The OVMRO weather station has not reported any readings recently. This could be due to power / signal issues at our base.
Saturday 25 June 2016 - Tryfan

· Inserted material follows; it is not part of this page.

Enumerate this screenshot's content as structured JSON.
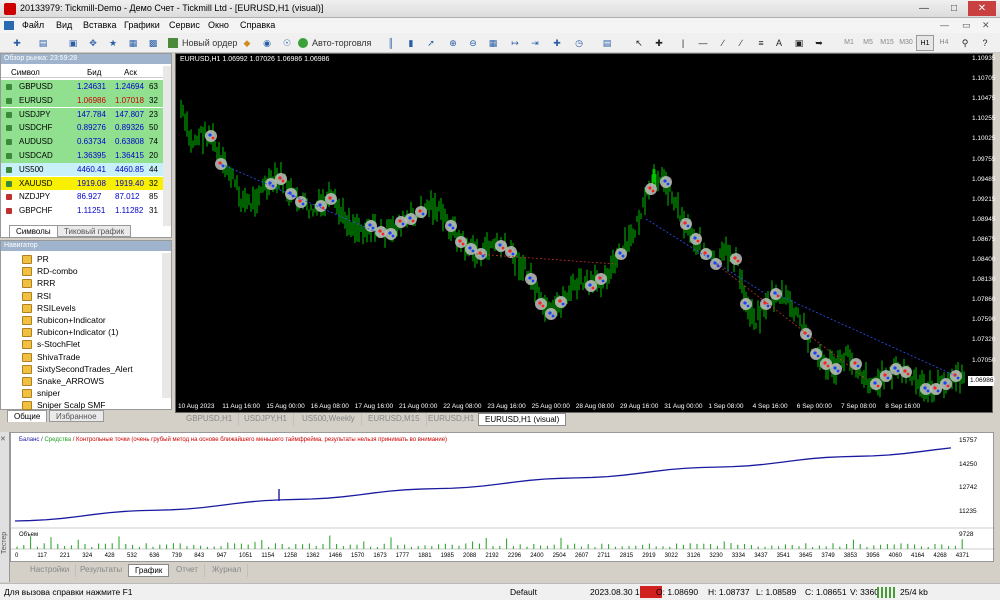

An elderly couple set off to climb the North Ridge of Tryfan about 9.30am and worked their way steadily upwards, however the weather deteriorated and they got cold and slightly lost. A passing party found them and helped them up to the Eastern Traverse. At this point they met up with 2 climbers who joined the group and assisted them to the summit. It became clear the couple were very tired and unable to move down without assistance, so a 999 call was made. On advice from the TL, they were asked to start moving down Western gully as best they could. A party of MR was dispatched, which met the casualty group at the bottom of Western gully. With a little more assistance they made it to the grasslands at the base of the gully. The female was moving reasonably well and so continued to walk off the hill with assistance from 2 MR. The male was very tired but uninjured, so packaged in a stretcher and using a backrope, sledged down below cloudbase, where the aircraft (936) winched him in the stretcher and then dropped him at Oggi base, where he was re-united with his wife.
Ogwen Valley Mountain Rescue Organisation
Ogwen Valley Mountain Rescue Organisation (OVMRO), or Sefydliad Achub Mynydd Dyffryn Ogwen as we are known in the native Welsh language, is a voluntary mountain rescue team responding to incidents in the mountains and valleys surrounding the Ogwen Valley, Glyderau and Carneddau mountain ranges and surrounding area in northern Snowdonia. We are on-call 24 hours a day, throughout the year.
Our team is made up entirely of volunteers who have a wide variety of day jobs. Team members are all mountaineers with vast local knowledge and first aid training. Many have expertise in casualty care, advanced first aid, emergency driving and water rescue.
We are all proud of the voluntary tradition of the mountain search and rescue service.
We are a registered charity and rely on donations to run our life-saving public service. There is much work to be done in raising funds to support the work we do. Annual running costs are in the region of £65,000.